Barbara: As for their journey here, again, nothing, couldn’t find a thing. We know that they immigrated in 1841 but I really have no idea where they landed. In 1845 they were in New South Wales, Australia, where the last child, Kate, was born. The eldest girl, Mary, married and after a few years went to America. Sometime in the early 1850s I think, at least four of the girls came down to Victoria with their parents where they finally settled.
Mike: I find it coincidental that Kate was born in New South Wales in 1845 – at the same time that the 99th regiment were stationed in Chatham. Is it possible that John was still part of the regiment at that time?
Barbara: Regarding their occupations we know that John was a soldier. I have no idea of rank or regiment. His only surviving son, John Fitzgerald, stayed in New South Wales. His occupations were book-keeper, flour miller then share broker, after which he had a long career in politics. I don’t know of any other occupations as the rest of the children were girls.
Mike: How very interesting! As I mentioned above, I think it would be very useful to start to assemble a timeline of the movements of the 99th regiment and John’s family – and have a further look at British military records.
Barbara: I have never been to Ireland and wish I had. Never the right time really but I’m learning a lot just by doing my Irish research.
The main things I’m hoping to discover while searching are, what they were doing before they came here, why they came, and also to get some idea of where to look for information. Regards, Barbara Silver.
Mike: I know that feeling, Barbara – sometimes it is hard to get the “right time”. It seems that your Burns family did more than enough travelling during their lifetimes!
I think that the next important step for you is to log in to the Green Room and make sure that you follow up with the above ideas and suggestions – and start a conversation with our two genealogists in there as soon as you can.
I hope you enjoyed Barbara’s story and puzzle.

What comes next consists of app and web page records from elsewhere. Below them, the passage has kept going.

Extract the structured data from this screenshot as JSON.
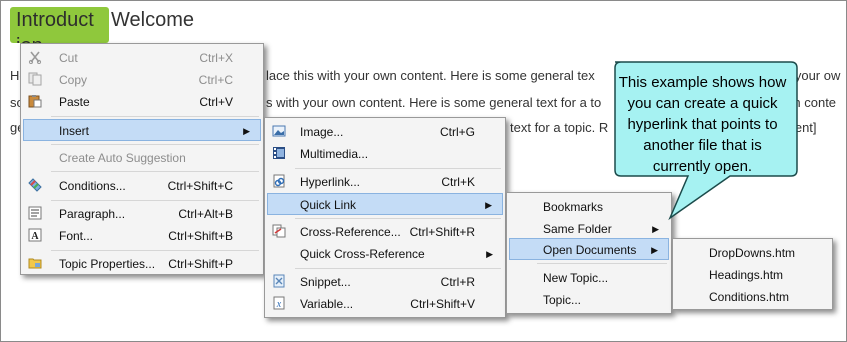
{
  "page": {
    "intro_tag": "Introduct ion",
    "heading": "Welcome",
    "text_line1_left": "He",
    "text_line1_mid": "lace this with your own content. Here is some general tex",
    "text_line1_right": "h your ow",
    "text_line2_left": "so",
    "text_line2_mid": "s with your own content. Here is some general text for a to",
    "text_line2_right": "wn conte",
    "text_line3_left": "ge",
    "text_line3_mid": "text for a topic. R",
    "text_line3_right": "ntent]"
  },
  "context_menu": {
    "cut": {
      "label": "Cut",
      "shortcut": "Ctrl+X",
      "icon": "scissors-icon"
    },
    "copy": {
      "label": "Copy",
      "shortcut": "Ctrl+C",
      "icon": "copy-icon"
    },
    "paste": {
      "label": "Paste",
      "shortcut": "Ctrl+V",
      "icon": "paste-icon"
    },
    "insert": {
      "label": "Insert"
    },
    "create_auto_suggestion": {
      "label": "Create Auto Suggestion"
    },
    "conditions": {
      "label": "Conditions...",
      "shortcut": "Ctrl+Shift+C",
      "icon": "conditions-icon"
    },
    "paragraph": {
      "label": "Paragraph...",
      "shortcut": "Ctrl+Alt+B",
      "icon": "paragraph-icon"
    },
    "font": {
      "label": "Font...",
      "shortcut": "Ctrl+Shift+B",
      "icon": "font-icon"
    },
    "topic_properties": {
      "label": "Topic Properties...",
      "shortcut": "Ctrl+Shift+P",
      "icon": "topic-properties-icon"
    }
  },
  "insert_menu": {
    "image": {
      "label": "Image...",
      "shortcut": "Ctrl+G",
      "icon": "image-icon"
    },
    "multimedia": {
      "label": "Multimedia...",
      "icon": "multimedia-icon"
    },
    "hyperlink": {
      "label": "Hyperlink...",
      "shortcut": "Ctrl+K",
      "icon": "hyperlink-icon"
    },
    "quick_link": {
      "label": "Quick Link"
    },
    "cross_reference": {
      "label": "Cross-Reference...",
      "shortcut": "Ctrl+Shift+R",
      "icon": "cross-reference-icon"
    },
    "quick_cross_reference": {
      "label": "Quick Cross-Reference"
    },
    "snippet": {
      "label": "Snippet...",
      "shortcut": "Ctrl+R",
      "icon": "snippet-icon"
    },
    "variable": {
      "label": "Variable...",
      "shortcut": "Ctrl+Shift+V",
      "icon": "variable-icon"
    }
  },
  "quick_link_menu": {
    "bookmarks": "Bookmarks",
    "same_folder": "Same Folder",
    "open_documents": "Open Documents",
    "new_topic": "New Topic...",
    "topic": "Topic..."
  },
  "open_documents_menu": {
    "items": [
      "DropDowns.htm",
      "Headings.htm",
      "Conditions.htm"
    ]
  },
  "callout": {
    "text": "This example shows how you can create a quick hyperlink that points to another file that is currently open."
  },
  "colors": {
    "highlight": "#c4dcf6",
    "callout_fill": "#a6f2f2",
    "intro_tag": "#8fc83c"
  }
}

Do you have Irish ancestors who fought in the military during the 1800s? Do let us know below…
In the meantime – chat next week,
Slán for now,
Mike & Carina.